Under RTI Act, Public Information Officer (PIO), Reserve Bank of India was asked- Why compensation awarded by Banking Ombudsman does not taken into account the loss of the complainant’s time and harassment and mental anguish for other complaints apart from those related to credit card operations? Take a look at the reply- “There is no provision in the Banking Ombudsman Scheme, 2006 to provide such compensation”. Hang on, why there is no provision in the Banking Ombudsman Scheme, 2006 to provide such compensation?

The practical experience at Banking Ombudsman reveal that officials of Banking Ombudsman of RBI have soft corner for the largest public sector bank of India- State Bank of India. Despite the fact that they observed - “the bank had erroneously returned the cheque” Banking Ombudsman noted that by refund of actual expenses in pursing complaint (Rs. 2000) and apology, “complaint has been reasonably addressed and no further compensation for any loss or damage on account of the deficiency in Bank’s service could be allowed…”. This is in contrast to its decision, a year ago, against Corporation Bank which too had wrongly bounced cheque of the same senior citizen - “..It is therefore advised that the complainant may be compensated with Rs, 1500/- towards harassment caused…”. Why so soft on SBI? Further Banking Ombudsman did not issue any directions to SBI nor to Corporation Bank, on account of serious deficiency of service. Coming back, SBI did not render any sincere apology to the senior citizen. What to talk of promising efficient customer service or responding to query under RTI, sent through post office.

More on the working of Banking Ombudsman. The Banking Ombudsman passed an Award against the erring State Bank of India (SBI), the passbook of complaint also mentioned-”As per orders passes by banking Ombudsman..”. However, the official letter from Banking Ombudsman maintained that that complaint was resolved amicably between the bank and the complainant. No award was passed, how to contest? When it was asked under RTI Act that- “were terms of settlement signed by both complainant and the bank before the Banking Ombudsman as a mark of settlement/agreement? Please list the number of complainants disposed by settlement where terms of settlement was signed by the bank and complainant in 2007-08? The response of RBI-”No such practice is envisaged under the provisions of the Banking Ombudsman Scheme, 2006”. Not surprising, on record, ,majority of complainants Banking Ombudsman are amicably resolved. What option does the common man have when the normal grievance redressal mechanism fails? To sit at home and accept the helplessness or to approach the Courts, aleady overflowing with cheque bounce cases?

In the light of public interest Justice & A. R. Lakshmanan’s observation, SARCAJC appeals to Reserve Bank of India to Amend the present Banking Ombudsman Scheme so that compensation can be awarded to common man (taking account the loss of the complainant’s time and harassment and mental anguish), whose cheque is wrongly bounced by any Bank.

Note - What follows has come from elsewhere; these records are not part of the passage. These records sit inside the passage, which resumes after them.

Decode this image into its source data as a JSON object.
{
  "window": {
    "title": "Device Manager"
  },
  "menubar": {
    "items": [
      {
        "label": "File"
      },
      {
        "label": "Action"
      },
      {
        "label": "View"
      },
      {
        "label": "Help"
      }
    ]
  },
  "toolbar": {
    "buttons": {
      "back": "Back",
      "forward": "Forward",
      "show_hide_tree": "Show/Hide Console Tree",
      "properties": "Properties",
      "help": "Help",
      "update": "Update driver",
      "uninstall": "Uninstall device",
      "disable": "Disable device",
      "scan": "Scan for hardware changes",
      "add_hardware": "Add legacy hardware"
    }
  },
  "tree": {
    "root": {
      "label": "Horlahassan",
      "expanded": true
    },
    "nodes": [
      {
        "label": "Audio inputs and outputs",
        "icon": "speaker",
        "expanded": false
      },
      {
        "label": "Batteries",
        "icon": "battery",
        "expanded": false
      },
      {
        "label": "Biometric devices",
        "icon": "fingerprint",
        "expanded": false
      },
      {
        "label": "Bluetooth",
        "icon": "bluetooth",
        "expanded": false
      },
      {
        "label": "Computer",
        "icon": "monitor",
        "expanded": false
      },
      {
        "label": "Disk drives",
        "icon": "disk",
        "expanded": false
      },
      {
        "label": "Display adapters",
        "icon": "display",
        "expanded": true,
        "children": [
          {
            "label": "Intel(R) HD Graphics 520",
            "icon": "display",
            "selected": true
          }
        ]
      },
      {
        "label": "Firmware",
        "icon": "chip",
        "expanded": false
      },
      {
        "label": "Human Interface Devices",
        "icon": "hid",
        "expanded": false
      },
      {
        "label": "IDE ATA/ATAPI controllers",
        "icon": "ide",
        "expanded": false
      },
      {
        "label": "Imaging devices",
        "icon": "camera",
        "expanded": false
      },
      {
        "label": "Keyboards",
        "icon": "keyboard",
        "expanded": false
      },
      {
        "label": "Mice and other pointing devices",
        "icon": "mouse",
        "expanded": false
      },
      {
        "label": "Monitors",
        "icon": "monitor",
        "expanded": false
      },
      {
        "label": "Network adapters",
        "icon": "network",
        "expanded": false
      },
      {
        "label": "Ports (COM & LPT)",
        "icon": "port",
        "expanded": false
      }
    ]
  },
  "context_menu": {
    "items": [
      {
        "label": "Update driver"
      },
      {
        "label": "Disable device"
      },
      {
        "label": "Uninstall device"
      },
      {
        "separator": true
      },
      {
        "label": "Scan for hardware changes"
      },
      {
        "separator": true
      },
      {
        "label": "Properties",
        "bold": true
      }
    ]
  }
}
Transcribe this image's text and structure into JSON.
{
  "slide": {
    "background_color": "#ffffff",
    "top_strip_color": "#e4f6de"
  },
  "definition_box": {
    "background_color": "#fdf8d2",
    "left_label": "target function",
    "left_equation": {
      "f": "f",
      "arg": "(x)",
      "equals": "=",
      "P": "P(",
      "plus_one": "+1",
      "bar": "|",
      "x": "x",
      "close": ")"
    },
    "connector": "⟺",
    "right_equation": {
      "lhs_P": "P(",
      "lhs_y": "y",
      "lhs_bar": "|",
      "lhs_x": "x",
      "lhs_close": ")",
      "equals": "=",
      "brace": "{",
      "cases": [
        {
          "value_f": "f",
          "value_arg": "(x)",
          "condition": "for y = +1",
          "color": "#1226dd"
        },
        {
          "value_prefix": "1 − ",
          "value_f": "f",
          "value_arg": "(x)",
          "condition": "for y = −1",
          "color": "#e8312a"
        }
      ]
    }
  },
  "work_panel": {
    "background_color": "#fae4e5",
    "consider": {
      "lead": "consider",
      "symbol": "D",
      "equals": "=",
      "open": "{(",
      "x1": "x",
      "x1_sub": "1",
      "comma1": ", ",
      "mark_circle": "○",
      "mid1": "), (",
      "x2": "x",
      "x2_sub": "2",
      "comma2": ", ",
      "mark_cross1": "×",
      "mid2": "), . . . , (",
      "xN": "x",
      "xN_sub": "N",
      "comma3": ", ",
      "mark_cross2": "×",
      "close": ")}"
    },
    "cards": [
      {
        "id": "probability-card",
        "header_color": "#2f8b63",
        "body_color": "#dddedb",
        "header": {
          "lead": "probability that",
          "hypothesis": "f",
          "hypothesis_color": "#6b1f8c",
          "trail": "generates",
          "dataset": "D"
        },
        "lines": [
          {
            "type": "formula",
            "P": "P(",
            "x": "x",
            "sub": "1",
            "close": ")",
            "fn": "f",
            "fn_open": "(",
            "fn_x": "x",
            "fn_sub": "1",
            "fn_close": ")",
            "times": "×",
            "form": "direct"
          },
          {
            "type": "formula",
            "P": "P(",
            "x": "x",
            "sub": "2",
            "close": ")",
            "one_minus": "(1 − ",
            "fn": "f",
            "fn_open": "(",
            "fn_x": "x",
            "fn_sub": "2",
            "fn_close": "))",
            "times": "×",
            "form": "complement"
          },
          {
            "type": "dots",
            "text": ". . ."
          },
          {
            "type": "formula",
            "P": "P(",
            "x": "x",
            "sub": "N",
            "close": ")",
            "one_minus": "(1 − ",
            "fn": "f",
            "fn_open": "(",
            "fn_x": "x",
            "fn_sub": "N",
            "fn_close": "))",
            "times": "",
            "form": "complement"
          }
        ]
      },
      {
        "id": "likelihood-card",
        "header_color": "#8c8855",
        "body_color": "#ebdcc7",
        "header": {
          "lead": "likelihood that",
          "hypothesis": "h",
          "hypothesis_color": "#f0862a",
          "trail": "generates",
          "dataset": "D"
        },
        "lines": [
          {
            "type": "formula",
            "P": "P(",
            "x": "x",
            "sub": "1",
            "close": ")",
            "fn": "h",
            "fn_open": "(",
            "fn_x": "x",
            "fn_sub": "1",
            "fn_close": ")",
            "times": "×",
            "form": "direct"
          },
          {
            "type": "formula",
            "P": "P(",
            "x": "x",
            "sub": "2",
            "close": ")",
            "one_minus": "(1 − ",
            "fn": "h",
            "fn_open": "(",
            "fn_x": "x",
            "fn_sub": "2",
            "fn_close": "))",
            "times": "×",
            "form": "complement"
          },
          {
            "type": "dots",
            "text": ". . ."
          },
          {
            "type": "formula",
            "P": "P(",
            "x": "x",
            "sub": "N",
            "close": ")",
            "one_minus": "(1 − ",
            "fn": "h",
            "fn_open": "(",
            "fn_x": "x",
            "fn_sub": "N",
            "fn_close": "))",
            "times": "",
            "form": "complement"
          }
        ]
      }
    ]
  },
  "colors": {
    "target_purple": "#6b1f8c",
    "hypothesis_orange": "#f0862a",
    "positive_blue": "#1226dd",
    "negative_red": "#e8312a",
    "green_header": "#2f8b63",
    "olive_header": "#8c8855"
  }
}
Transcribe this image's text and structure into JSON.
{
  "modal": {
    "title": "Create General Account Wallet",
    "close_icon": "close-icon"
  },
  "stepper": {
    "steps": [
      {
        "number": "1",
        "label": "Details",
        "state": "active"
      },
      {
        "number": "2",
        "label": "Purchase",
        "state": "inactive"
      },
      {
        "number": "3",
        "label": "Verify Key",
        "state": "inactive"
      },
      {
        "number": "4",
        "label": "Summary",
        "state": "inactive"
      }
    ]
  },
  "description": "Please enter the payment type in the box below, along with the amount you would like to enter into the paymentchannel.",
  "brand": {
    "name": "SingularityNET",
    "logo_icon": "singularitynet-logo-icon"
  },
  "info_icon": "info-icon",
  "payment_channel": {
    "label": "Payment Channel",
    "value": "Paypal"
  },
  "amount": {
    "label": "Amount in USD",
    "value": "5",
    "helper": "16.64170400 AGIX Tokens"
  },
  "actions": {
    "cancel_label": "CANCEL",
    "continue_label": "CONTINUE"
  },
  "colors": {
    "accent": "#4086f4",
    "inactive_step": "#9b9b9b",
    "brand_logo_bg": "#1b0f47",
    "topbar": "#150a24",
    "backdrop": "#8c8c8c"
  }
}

Further, apart from officials of Reserve Bank of India, two active representatives of general public should be included in Banking Ombudsman structure so that Banking Ombudsman Scheme effectively works in  public interest and eases the pressure of cheque bounce cases in the Indian courts.